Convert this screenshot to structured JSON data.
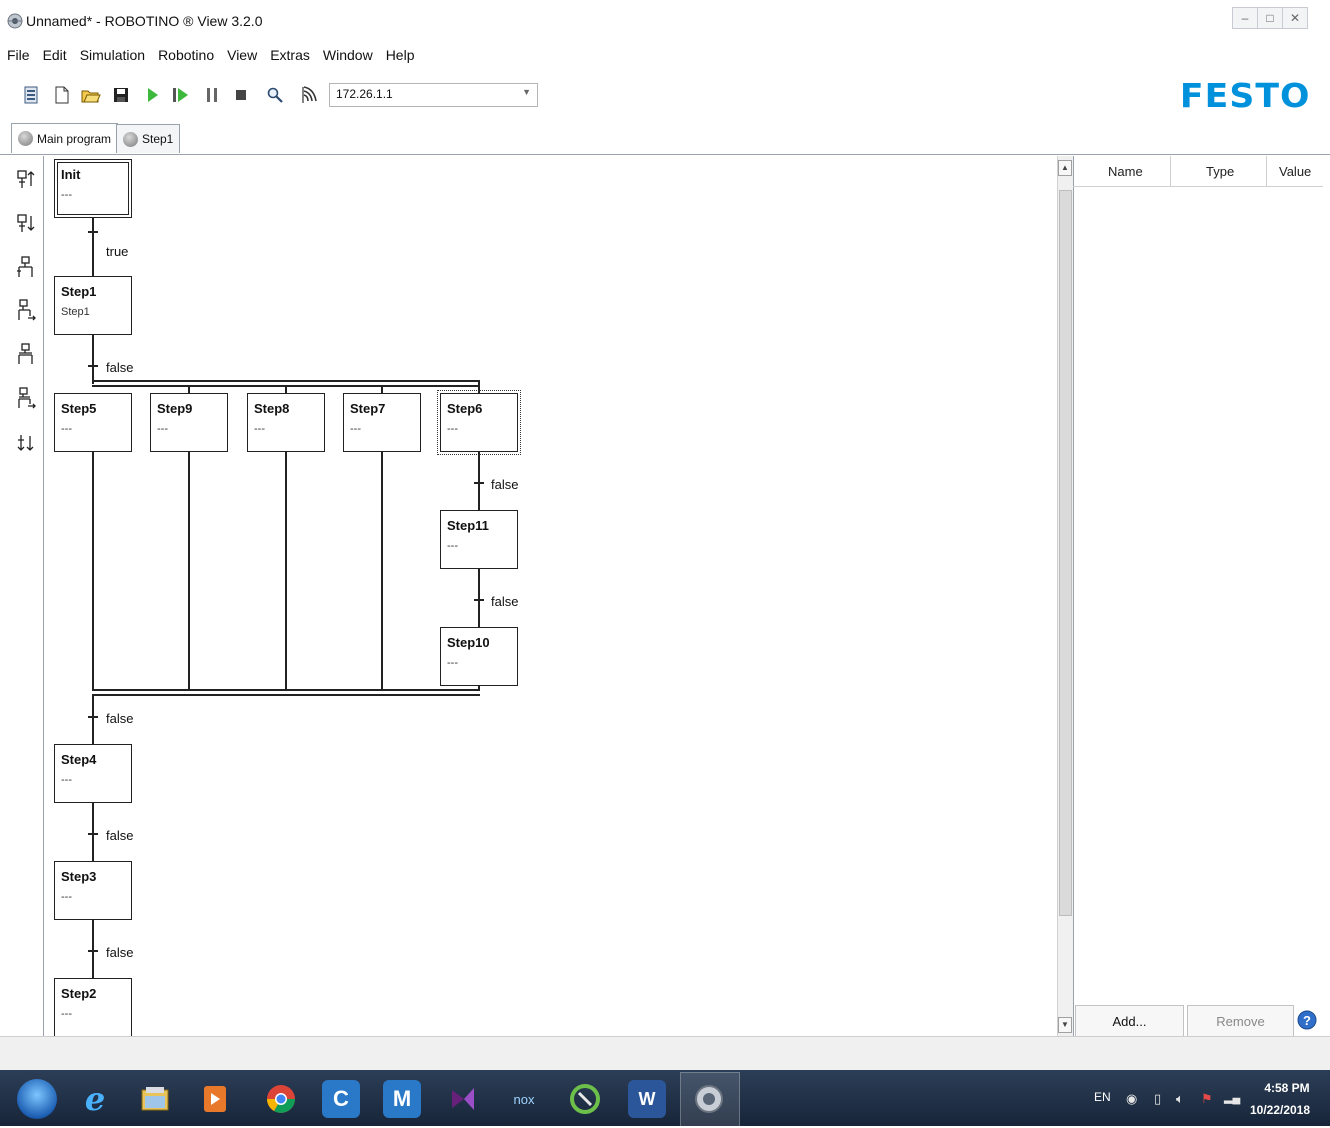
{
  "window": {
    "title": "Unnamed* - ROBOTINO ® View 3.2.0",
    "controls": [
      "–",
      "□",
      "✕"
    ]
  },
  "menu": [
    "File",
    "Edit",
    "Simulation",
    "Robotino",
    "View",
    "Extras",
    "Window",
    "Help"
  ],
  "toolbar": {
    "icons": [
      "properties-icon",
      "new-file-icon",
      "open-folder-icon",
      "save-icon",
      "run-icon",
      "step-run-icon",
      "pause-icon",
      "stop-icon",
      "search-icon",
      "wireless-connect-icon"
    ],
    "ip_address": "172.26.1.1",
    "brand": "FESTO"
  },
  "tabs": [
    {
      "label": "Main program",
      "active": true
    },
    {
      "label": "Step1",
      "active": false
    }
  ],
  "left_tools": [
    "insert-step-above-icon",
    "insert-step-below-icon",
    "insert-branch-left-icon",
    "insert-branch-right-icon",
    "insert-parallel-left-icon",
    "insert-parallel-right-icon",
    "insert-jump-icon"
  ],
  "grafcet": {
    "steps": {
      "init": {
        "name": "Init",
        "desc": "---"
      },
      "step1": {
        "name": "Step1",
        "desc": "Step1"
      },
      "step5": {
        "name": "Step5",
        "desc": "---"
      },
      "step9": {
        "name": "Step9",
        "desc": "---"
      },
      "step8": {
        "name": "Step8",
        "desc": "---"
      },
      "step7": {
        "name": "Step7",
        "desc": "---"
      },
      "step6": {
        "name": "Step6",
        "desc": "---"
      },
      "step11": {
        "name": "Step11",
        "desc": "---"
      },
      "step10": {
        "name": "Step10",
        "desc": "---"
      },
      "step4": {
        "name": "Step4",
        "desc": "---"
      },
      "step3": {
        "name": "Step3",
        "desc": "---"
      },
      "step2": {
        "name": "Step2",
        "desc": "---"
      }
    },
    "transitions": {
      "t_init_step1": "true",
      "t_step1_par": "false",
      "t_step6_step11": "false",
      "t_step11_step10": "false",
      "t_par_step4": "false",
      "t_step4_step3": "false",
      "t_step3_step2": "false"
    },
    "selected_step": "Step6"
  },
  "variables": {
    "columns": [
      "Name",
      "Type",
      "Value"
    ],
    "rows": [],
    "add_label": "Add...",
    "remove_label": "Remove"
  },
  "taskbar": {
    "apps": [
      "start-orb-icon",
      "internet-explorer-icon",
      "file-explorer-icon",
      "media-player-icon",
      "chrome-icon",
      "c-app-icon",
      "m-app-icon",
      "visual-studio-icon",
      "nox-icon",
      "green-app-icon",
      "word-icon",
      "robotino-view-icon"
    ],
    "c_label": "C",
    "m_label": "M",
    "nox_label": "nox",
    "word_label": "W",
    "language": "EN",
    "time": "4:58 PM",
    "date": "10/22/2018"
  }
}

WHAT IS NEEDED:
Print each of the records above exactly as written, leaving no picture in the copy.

YOUR SOLUTION:
Convert this screenshot to structured JSON data.
{
  "window": {
    "title": "Unnamed* - ROBOTINO ® View 3.2.0",
    "controls": [
      "–",
      "□",
      "✕"
    ]
  },
  "menu": [
    "File",
    "Edit",
    "Simulation",
    "Robotino",
    "View",
    "Extras",
    "Window",
    "Help"
  ],
  "toolbar": {
    "icons": [
      "properties-icon",
      "new-file-icon",
      "open-folder-icon",
      "save-icon",
      "run-icon",
      "step-run-icon",
      "pause-icon",
      "stop-icon",
      "search-icon",
      "wireless-connect-icon"
    ],
    "ip_address": "172.26.1.1",
    "brand": "FESTO"
  },
  "tabs": [
    {
      "label": "Main program",
      "active": true
    },
    {
      "label": "Step1",
      "active": false
    }
  ],
  "left_tools": [
    "insert-step-above-icon",
    "insert-step-below-icon",
    "insert-branch-left-icon",
    "insert-branch-right-icon",
    "insert-parallel-left-icon",
    "insert-parallel-right-icon",
    "insert-jump-icon"
  ],
  "grafcet": {
    "steps": {
      "init": {
        "name": "Init",
        "desc": "---"
      },
      "step1": {
        "name": "Step1",
        "desc": "Step1"
      },
      "step5": {
        "name": "Step5",
        "desc": "---"
      },
      "step9": {
        "name": "Step9",
        "desc": "---"
      },
      "step8": {
        "name": "Step8",
        "desc": "---"
      },
      "step7": {
        "name": "Step7",
        "desc": "---"
      },
      "step6": {
        "name": "Step6",
        "desc": "---"
      },
      "step11": {
        "name": "Step11",
        "desc": "---"
      },
      "step10": {
        "name": "Step10",
        "desc": "---"
      },
      "step4": {
        "name": "Step4",
        "desc": "---"
      },
      "step3": {
        "name": "Step3",
        "desc": "---"
      },
      "step2": {
        "name": "Step2",
        "desc": "---"
      }
    },
    "transitions": {
      "t_init_step1": "true",
      "t_step1_par": "false",
      "t_step6_step11": "false",
      "t_step11_step10": "false",
      "t_par_step4": "false",
      "t_step4_step3": "false",
      "t_step3_step2": "false"
    },
    "selected_step": "Step6"
  },
  "variables": {
    "columns": [
      "Name",
      "Type",
      "Value"
    ],
    "rows": [],
    "add_label": "Add...",
    "remove_label": "Remove"
  },
  "taskbar": {
    "apps": [
      "start-orb-icon",
      "internet-explorer-icon",
      "file-explorer-icon",
      "media-player-icon",
      "chrome-icon",
      "c-app-icon",
      "m-app-icon",
      "visual-studio-icon",
      "nox-icon",
      "green-app-icon",
      "word-icon",
      "robotino-view-icon"
    ],
    "c_label": "C",
    "m_label": "M",
    "nox_label": "nox",
    "word_label": "W",
    "language": "EN",
    "time": "4:58 PM",
    "date": "10/22/2018"
  }
}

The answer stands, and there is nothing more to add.